For the analysis of the content, I have drawn upon William Kraska’s blogpost, ‘What makes a good blog?’. According to Kraska; focus, personality and reader comments are key to building a successful blog.

Content: focus/personality/reader comments
Starting with Jenkins

Jenkins’blog has a clear focus, and I think that most of the academics intend to stay within their field of knowledge. The focus of the blog is the use of media in popular culture, yet it amounts to a diversified range of topics, from fan culture, gender relations, to analyzing television series.

This gives the reader already an impression of the interests of the blogger. In this case, the personal introduction of the blogger accumulates to this effect (see about Jenkins). The about section seems very strong; it’s divided into the formal qualifications of the blogger e.g. work experience, education, profession; personal interest/hobby; work (published books); and related projects.

Any comments? Yes, at the end of every post, there’s a link to the page where the reader can post a comment. Cons: Most of the blog posts on Jenkins’ site do not have reader’s comments.

The Flaming Lotus Girls are a San Francisco-based group of female and male artists collaborating all year round to create exceptional fire art and provide a resource for learning metalworking and other essential shop skills. Mother Serpent is a massive skeletal serpent, 165 feet long coiled around her egg. By pushing buttons, spectators can create bigger flames anywhere along the spine. At the rainy opening night at Robodock, Serpent Mother created so much heat causing the rain never touched ground.1.jpg(more…)

In my MA New Media course New Media in practise, blogs are a prominent subject. Besides blogs in general and everything that has to do with the phenomenon blogging we talk a lot about our class blog. In the first two weeks all MA New Media student are encouraged to think about and discuss the mastersofmedia blog which (hopefully) will eventually result in a drastic redesign and new structure which suits the likes of this years MA students.

An aspect of the (more…)

Scienceblog.com is a blog with scientific articles. I analyse this blog on usability aspects using Jakob Nielsen’s articles Weblog Usability: The Top Ten Design Mistakes and Top Ten Mistakes in Web Design. According to Nielsen these are the principles to reach new readers and respect existing reader’s time constraints.

Weblog Usability

1) Author biographies: According to Nielsen users want to know who is the author of the article. On this blog (more…)

In this post I’m analyzing two blogs that get into new media in ‘the black continent’. The black continent… that’s how Erik Hersman called Africa in one of his personal most loved posts on his blog, the white African. A romantic name for the once so mysterious continent that everyone knew so little about.
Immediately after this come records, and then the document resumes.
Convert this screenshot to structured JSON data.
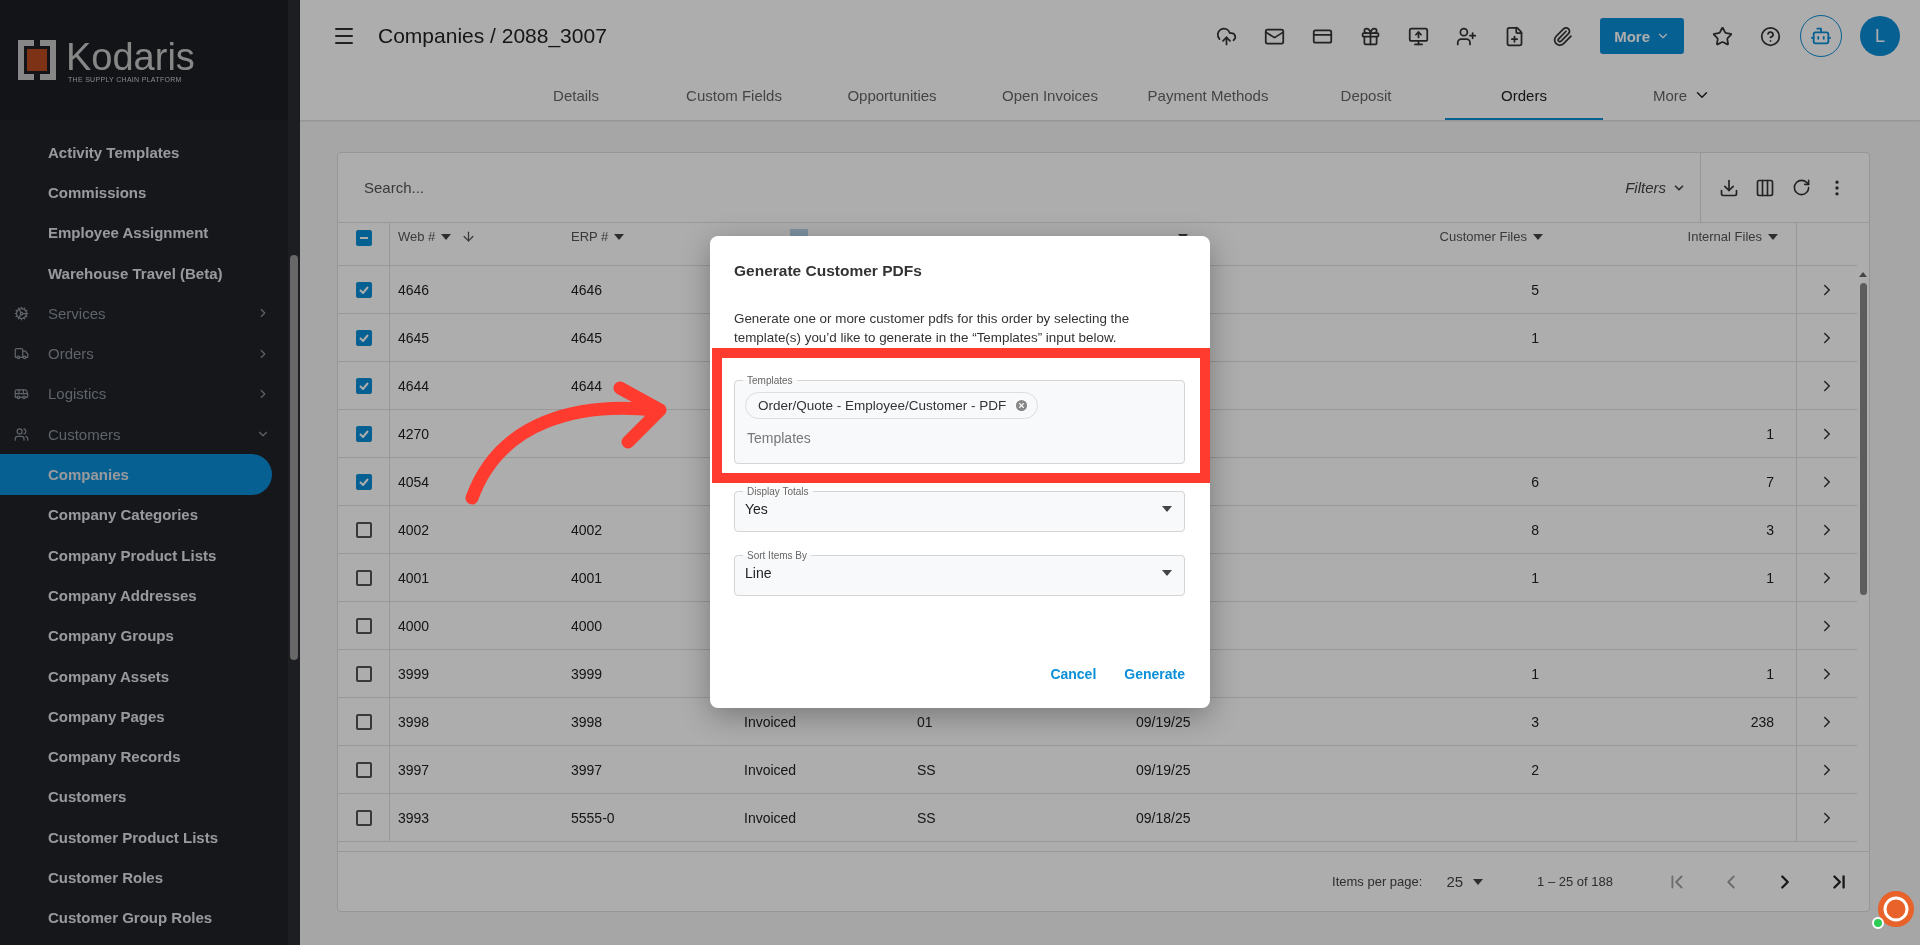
{
  "logo": {
    "name": "Kodaris",
    "tagline": "THE SUPPLY CHAIN PLATFORM"
  },
  "sidebar": {
    "items": [
      {
        "kind": "link",
        "label": "Activity Templates",
        "selected": false
      },
      {
        "kind": "link",
        "label": "Commissions",
        "selected": false
      },
      {
        "kind": "link",
        "label": "Employee Assignment",
        "selected": false
      },
      {
        "kind": "link",
        "label": "Warehouse Travel (Beta)",
        "selected": false
      },
      {
        "kind": "group",
        "label": "Services",
        "expanded": false
      },
      {
        "kind": "group",
        "label": "Orders",
        "expanded": false
      },
      {
        "kind": "group",
        "label": "Logistics",
        "expanded": false
      },
      {
        "kind": "group",
        "label": "Customers",
        "expanded": true,
        "children": [
          {
            "kind": "link",
            "label": "Companies",
            "selected": true
          },
          {
            "kind": "link",
            "label": "Company Categories",
            "selected": false
          },
          {
            "kind": "link",
            "label": "Company Product Lists",
            "selected": false
          },
          {
            "kind": "link",
            "label": "Company Addresses",
            "selected": false
          },
          {
            "kind": "link",
            "label": "Company Groups",
            "selected": false
          },
          {
            "kind": "link",
            "label": "Company Assets",
            "selected": false
          },
          {
            "kind": "link",
            "label": "Company Pages",
            "selected": false
          },
          {
            "kind": "link",
            "label": "Company Records",
            "selected": false
          },
          {
            "kind": "link",
            "label": "Customers",
            "selected": false
          },
          {
            "kind": "link",
            "label": "Customer Product Lists",
            "selected": false
          },
          {
            "kind": "link",
            "label": "Customer Roles",
            "selected": false
          },
          {
            "kind": "link",
            "label": "Customer Group Roles",
            "selected": false
          }
        ]
      }
    ]
  },
  "header": {
    "title": "Companies / 2088_3007",
    "more_button": "More",
    "avatar": "L"
  },
  "tabs": [
    {
      "label": "Details",
      "selected": false
    },
    {
      "label": "Custom Fields",
      "selected": false
    },
    {
      "label": "Opportunities",
      "selected": false
    },
    {
      "label": "Open Invoices",
      "selected": false
    },
    {
      "label": "Payment Methods",
      "selected": false
    },
    {
      "label": "Deposit",
      "selected": false
    },
    {
      "label": "Orders",
      "selected": true
    },
    {
      "label": "More",
      "selected": false,
      "kind": "dropdown"
    }
  ],
  "toolbar": {
    "search_placeholder": "Search...",
    "filters": "Filters"
  },
  "table": {
    "select_all": {
      "indeterminate": true
    },
    "columns": [
      {
        "label": "Web #",
        "caret": true,
        "sorted": true,
        "filter_badge": false
      },
      {
        "label": "ERP #",
        "caret": true,
        "sorted": false,
        "filter_badge": false
      },
      {
        "caret": false,
        "sorted": false,
        "filter_badge": true
      },
      {
        "caret": false,
        "sorted": false,
        "filter_badge": false
      },
      {
        "caret": true,
        "sorted": false,
        "filter_badge": false
      },
      {
        "label": "Customer Files",
        "caret": true,
        "sorted": false,
        "filter_badge": false
      },
      {
        "label": "Internal Files",
        "caret": true,
        "sorted": false,
        "filter_badge": false
      }
    ],
    "rows": [
      {
        "checked": true,
        "web": "4646",
        "erp": "4646",
        "customer_files": "5"
      },
      {
        "checked": true,
        "web": "4645",
        "erp": "4645",
        "customer_files": "1"
      },
      {
        "checked": true,
        "web": "4644",
        "erp": "4644"
      },
      {
        "checked": true,
        "web": "4270",
        "internal_files": "1"
      },
      {
        "checked": true,
        "web": "4054",
        "customer_files": "6",
        "internal_files": "7"
      },
      {
        "checked": false,
        "web": "4002",
        "erp": "4002",
        "customer_files": "8",
        "internal_files": "3"
      },
      {
        "checked": false,
        "web": "4001",
        "erp": "4001",
        "customer_files": "1",
        "internal_files": "1"
      },
      {
        "checked": false,
        "web": "4000",
        "erp": "4000"
      },
      {
        "checked": false,
        "web": "3999",
        "erp": "3999",
        "customer_files": "1",
        "internal_files": "1"
      },
      {
        "checked": false,
        "web": "3998",
        "erp": "3998",
        "status": "Invoiced",
        "warehouse": "01",
        "completed": "09/19/25",
        "customer_files": "3",
        "internal_files": "238"
      },
      {
        "checked": false,
        "web": "3997",
        "erp": "3997",
        "status": "Invoiced",
        "warehouse": "SS",
        "completed": "09/19/25",
        "customer_files": "2"
      },
      {
        "checked": false,
        "web": "3993",
        "erp": "5555-0",
        "status": "Invoiced",
        "warehouse": "SS",
        "completed": "09/18/25"
      }
    ]
  },
  "pagination": {
    "items_per_page_label": "Items per page:",
    "items_per_page": "25",
    "range": "1 – 25 of 188",
    "buttons": [
      {
        "kind": "first",
        "disabled": true
      },
      {
        "kind": "prev",
        "disabled": true
      },
      {
        "kind": "next",
        "disabled": false
      },
      {
        "kind": "last",
        "disabled": false
      }
    ]
  },
  "dialog": {
    "title": "Generate Customer PDFs",
    "description": "Generate one or more customer pdfs for this order by selecting the template(s) you’d like to generate in the “Templates” input below.",
    "templates": {
      "label": "Templates",
      "chips": [
        "Order/Quote - Employee/Customer - PDF"
      ],
      "placeholder": "Templates",
      "highlighted": true
    },
    "selects": [
      {
        "label": "Display Totals",
        "value": "Yes"
      },
      {
        "label": "Sort Items By",
        "value": "Line"
      }
    ],
    "buttons": [
      "Cancel",
      "Generate"
    ]
  }
}
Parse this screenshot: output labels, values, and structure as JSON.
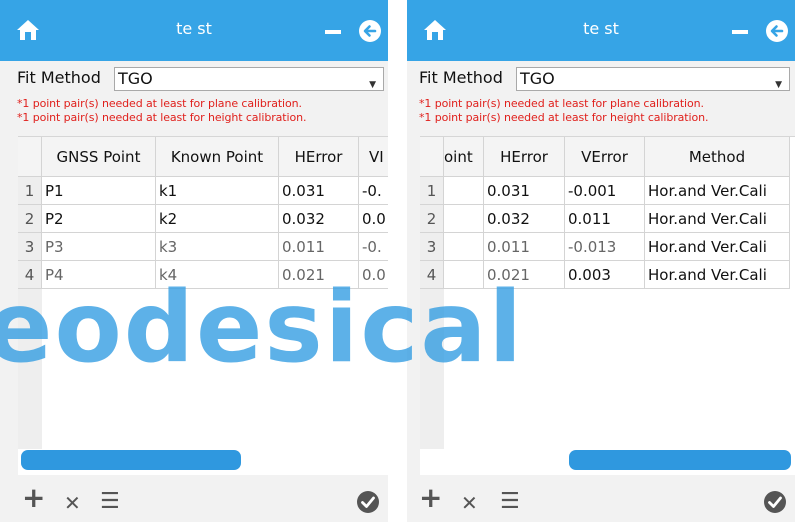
{
  "colors": {
    "titlebar": "#36a4e6",
    "warning": "#e0201c",
    "scrollbar": "#2f98df",
    "watermark": "#3aa0e3"
  },
  "left": {
    "title": "te st",
    "fit_label": "Fit Method",
    "fit_value": "TGO",
    "warning1": "*1 point pair(s) needed at least for plane calibration.",
    "warning2": "*1 point pair(s) needed at least for height calibration.",
    "headers": [
      "GNSS Point",
      "Known Point",
      "HError",
      "VI"
    ],
    "rows": [
      {
        "num": "1",
        "gnss": "P1",
        "known": "k1",
        "herr": "0.031",
        "verr": "-0."
      },
      {
        "num": "2",
        "gnss": "P2",
        "known": "k2",
        "herr": "0.032",
        "verr": "0.0"
      },
      {
        "num": "3",
        "gnss": "P3",
        "known": "k3",
        "herr": "0.011",
        "verr": "-0."
      },
      {
        "num": "4",
        "gnss": "P4",
        "known": "k4",
        "herr": "0.021",
        "verr": "0.0"
      }
    ]
  },
  "right": {
    "title": "te st",
    "fit_label": "Fit Method",
    "fit_value": "TGO",
    "warning1": "*1 point pair(s) needed at least for plane calibration.",
    "warning2": "*1 point pair(s) needed at least for height calibration.",
    "headers": [
      "oint",
      "HError",
      "VError",
      "Method"
    ],
    "rows": [
      {
        "num": "1",
        "herr": "0.031",
        "verr": "-0.001",
        "method": "Hor.and Ver.Cali"
      },
      {
        "num": "2",
        "herr": "0.032",
        "verr": "0.011",
        "method": "Hor.and Ver.Cali"
      },
      {
        "num": "3",
        "herr": "0.011",
        "verr": "-0.013",
        "method": "Hor.and Ver.Cali"
      },
      {
        "num": "4",
        "herr": "0.021",
        "verr": "0.003",
        "method": "Hor.and Ver.Cali"
      }
    ]
  },
  "icons": {
    "home": "home-icon",
    "minimize": "minus-icon",
    "back": "back-arrow-icon",
    "add": "plus-icon",
    "delete": "close-icon",
    "list": "list-icon",
    "confirm": "check-circle-icon"
  },
  "toolbar": {
    "add": "+",
    "delete": "✕",
    "list": "☰"
  },
  "watermark": "eodesical"
}
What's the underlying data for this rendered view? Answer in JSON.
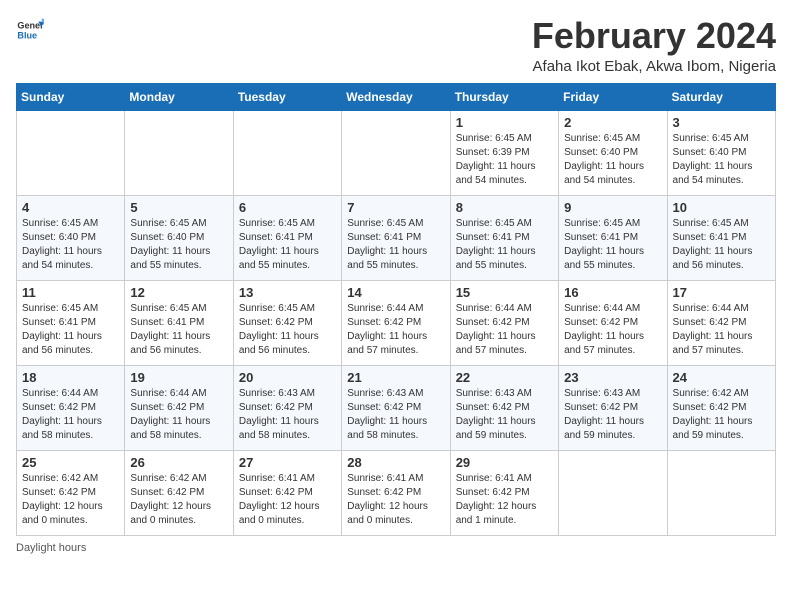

Butt, while most of African mysteries have been mapped out by modern day science and media (even the whereabouts of the illusive source of the Nile is known) Africa consists to be the black continent, quite literally that is:
africa by night
africa by night

Africa has a population of approximately 933,448,292 people. That is almost 15% of the world’s total population. Fron those 933,448,292 Africans only 33,545,600
are using the internet. That is only 3.6% of the entire African population. Only 3% of the worlds internet users come from an African country. When we take a longer look at the stats we notice that most of the African internet usage comes from the relatively richer countries in the far north and the far south of Africa(see the stats). This contradicts with the words of Kofi Annan, who said that:

…we must match the powerful new tools with the people who need them most.

(edusite) Because of this contradiction and the impact new media technology (if properly implemented) could have on the third world I chose to write my blog analyse on two blogs that get into new media in Africa.